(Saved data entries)

* * * *

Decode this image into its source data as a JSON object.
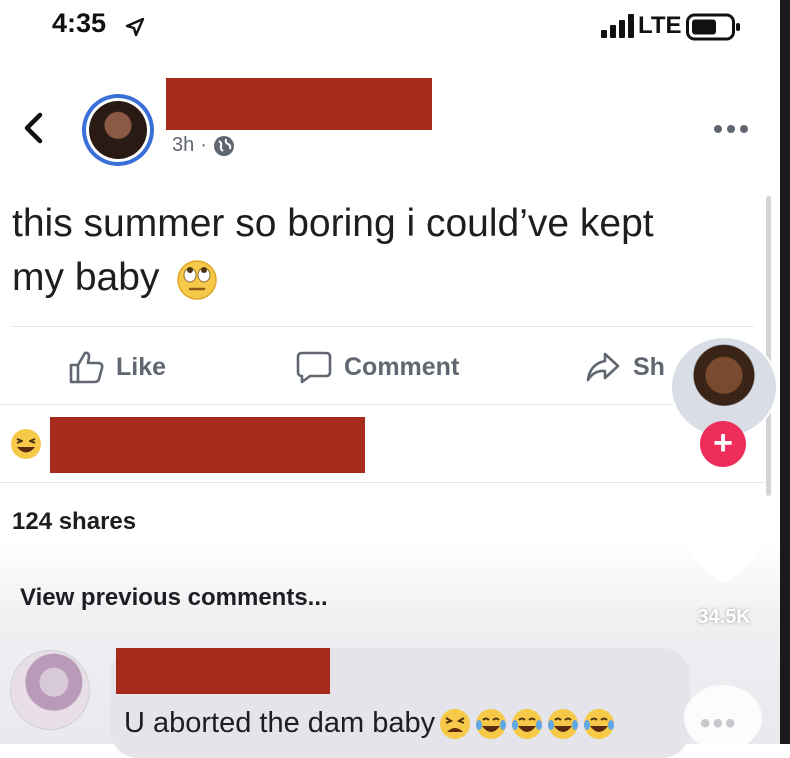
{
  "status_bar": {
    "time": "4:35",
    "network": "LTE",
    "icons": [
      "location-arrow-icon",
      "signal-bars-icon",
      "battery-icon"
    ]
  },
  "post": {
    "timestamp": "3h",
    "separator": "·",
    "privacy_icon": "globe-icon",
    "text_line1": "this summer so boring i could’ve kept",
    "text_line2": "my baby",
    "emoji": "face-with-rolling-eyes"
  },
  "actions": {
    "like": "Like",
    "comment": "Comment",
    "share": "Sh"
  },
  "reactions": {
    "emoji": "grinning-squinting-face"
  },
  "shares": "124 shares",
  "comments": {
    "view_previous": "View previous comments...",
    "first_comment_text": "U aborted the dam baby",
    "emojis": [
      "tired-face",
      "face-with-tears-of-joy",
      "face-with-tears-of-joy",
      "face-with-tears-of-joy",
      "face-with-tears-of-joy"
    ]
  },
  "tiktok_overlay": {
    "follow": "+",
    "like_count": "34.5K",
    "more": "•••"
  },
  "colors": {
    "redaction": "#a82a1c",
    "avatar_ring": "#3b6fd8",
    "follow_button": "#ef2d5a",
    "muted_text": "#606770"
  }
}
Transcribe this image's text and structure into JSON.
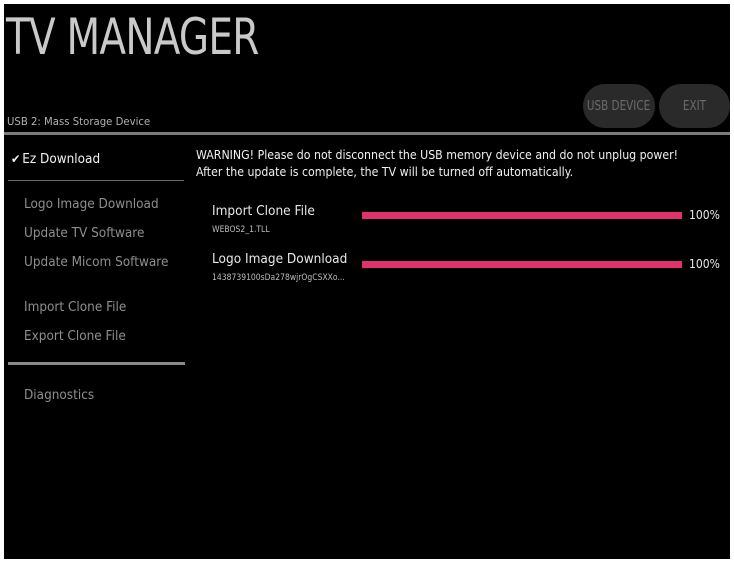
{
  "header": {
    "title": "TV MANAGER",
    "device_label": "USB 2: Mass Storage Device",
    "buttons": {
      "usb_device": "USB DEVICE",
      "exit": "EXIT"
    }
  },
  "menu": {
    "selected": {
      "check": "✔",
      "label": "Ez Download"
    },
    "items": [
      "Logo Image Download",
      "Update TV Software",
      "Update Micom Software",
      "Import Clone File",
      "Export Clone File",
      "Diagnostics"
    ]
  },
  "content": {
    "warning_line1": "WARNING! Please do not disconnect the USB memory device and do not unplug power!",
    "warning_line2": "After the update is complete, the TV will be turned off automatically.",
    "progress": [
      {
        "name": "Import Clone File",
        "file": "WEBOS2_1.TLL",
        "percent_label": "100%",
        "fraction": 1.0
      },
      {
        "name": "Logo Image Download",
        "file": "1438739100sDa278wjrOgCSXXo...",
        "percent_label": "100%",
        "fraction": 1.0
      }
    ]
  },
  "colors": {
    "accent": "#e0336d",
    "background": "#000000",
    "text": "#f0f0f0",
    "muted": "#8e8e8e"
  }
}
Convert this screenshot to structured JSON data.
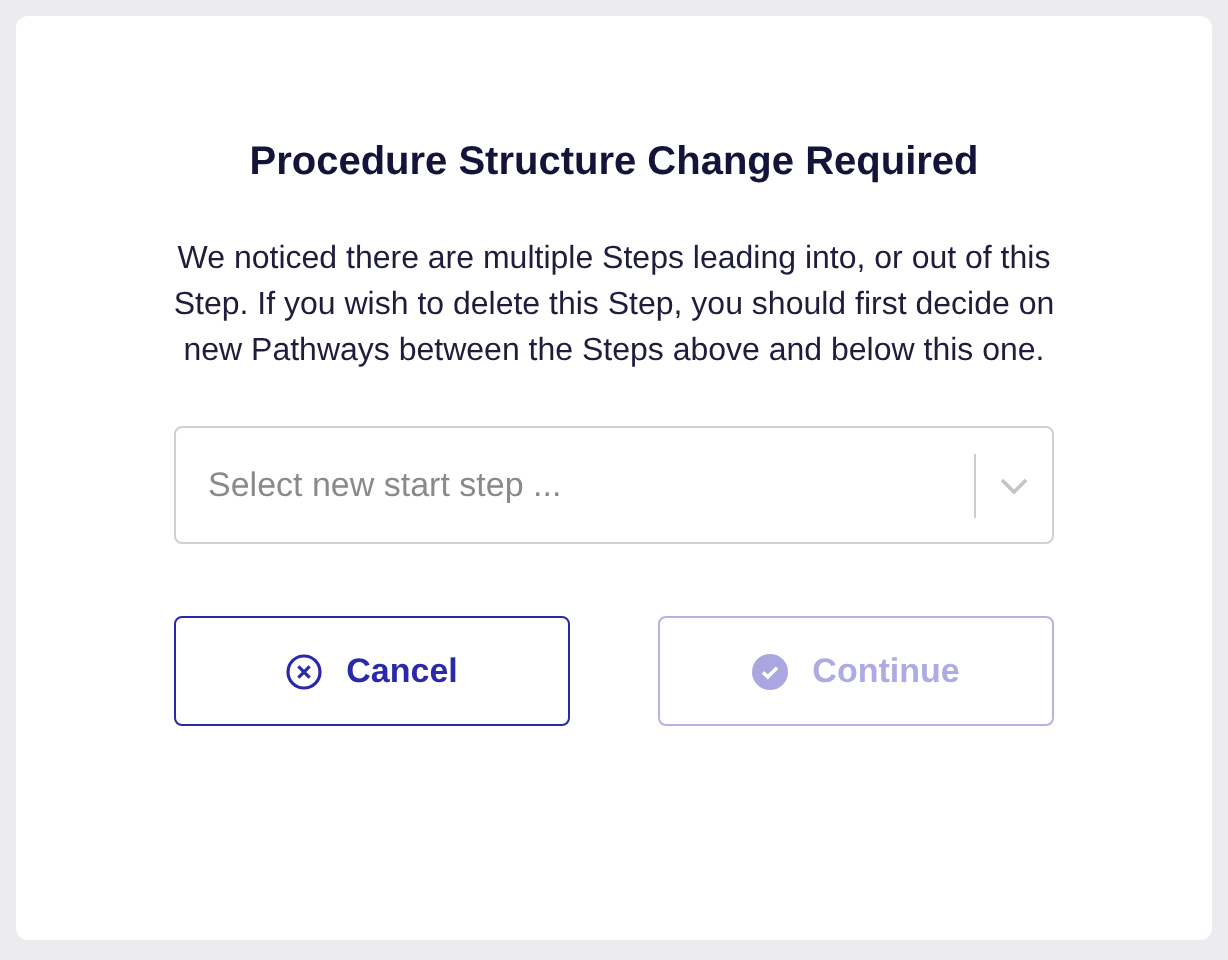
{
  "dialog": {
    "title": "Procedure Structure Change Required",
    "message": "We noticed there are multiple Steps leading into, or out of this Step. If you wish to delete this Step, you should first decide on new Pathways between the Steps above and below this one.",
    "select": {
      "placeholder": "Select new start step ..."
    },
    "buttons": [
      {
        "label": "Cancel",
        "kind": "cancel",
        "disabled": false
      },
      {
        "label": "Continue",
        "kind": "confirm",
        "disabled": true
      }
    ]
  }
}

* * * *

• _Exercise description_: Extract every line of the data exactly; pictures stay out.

• _Result_:
Decode this image into its source data as a JSON object.
{
  "status_bar": {
    "time": "4:35",
    "network": "LTE",
    "icons": [
      "location-arrow-icon",
      "signal-bars-icon",
      "battery-icon"
    ]
  },
  "post": {
    "timestamp": "3h",
    "separator": "·",
    "privacy_icon": "globe-icon",
    "text_line1": "this summer so boring i could’ve kept",
    "text_line2": "my baby",
    "emoji": "face-with-rolling-eyes"
  },
  "actions": {
    "like": "Like",
    "comment": "Comment",
    "share": "Sh"
  },
  "reactions": {
    "emoji": "grinning-squinting-face"
  },
  "shares": "124 shares",
  "comments": {
    "view_previous": "View previous comments...",
    "first_comment_text": "U aborted the dam baby",
    "emojis": [
      "tired-face",
      "face-with-tears-of-joy",
      "face-with-tears-of-joy",
      "face-with-tears-of-joy",
      "face-with-tears-of-joy"
    ]
  },
  "tiktok_overlay": {
    "follow": "+",
    "like_count": "34.5K",
    "more": "•••"
  },
  "colors": {
    "redaction": "#a82a1c",
    "avatar_ring": "#3b6fd8",
    "follow_button": "#ef2d5a",
    "muted_text": "#606770"
  }
}
Transcribe this image's text and structure into JSON.
{
  "header": {
    "title": "TV MANAGER",
    "device_label": "USB 2: Mass Storage Device",
    "buttons": {
      "usb_device": "USB DEVICE",
      "exit": "EXIT"
    }
  },
  "menu": {
    "selected": {
      "check": "✔",
      "label": "Ez Download"
    },
    "items": [
      "Logo Image Download",
      "Update TV Software",
      "Update Micom Software",
      "Import Clone File",
      "Export Clone File",
      "Diagnostics"
    ]
  },
  "content": {
    "warning_line1": "WARNING! Please do not disconnect the USB memory device and do not unplug power!",
    "warning_line2": "After the update is complete, the TV will be turned off automatically.",
    "progress": [
      {
        "name": "Import Clone File",
        "file": "WEBOS2_1.TLL",
        "percent_label": "100%",
        "fraction": 1.0
      },
      {
        "name": "Logo Image Download",
        "file": "1438739100sDa278wjrOgCSXXo...",
        "percent_label": "100%",
        "fraction": 1.0
      }
    ]
  },
  "colors": {
    "accent": "#e0336d",
    "background": "#000000",
    "text": "#f0f0f0",
    "muted": "#8e8e8e"
  }
}
Convert this screenshot to structured JSON data.
{
  "dialog": {
    "title": "Procedure Structure Change Required",
    "message": "We noticed there are multiple Steps leading into, or out of this Step. If you wish to delete this Step, you should first decide on new Pathways between the Steps above and below this one.",
    "select": {
      "placeholder": "Select new start step ..."
    },
    "buttons": [
      {
        "label": "Cancel",
        "kind": "cancel",
        "disabled": false
      },
      {
        "label": "Continue",
        "kind": "confirm",
        "disabled": true
      }
    ]
  }
}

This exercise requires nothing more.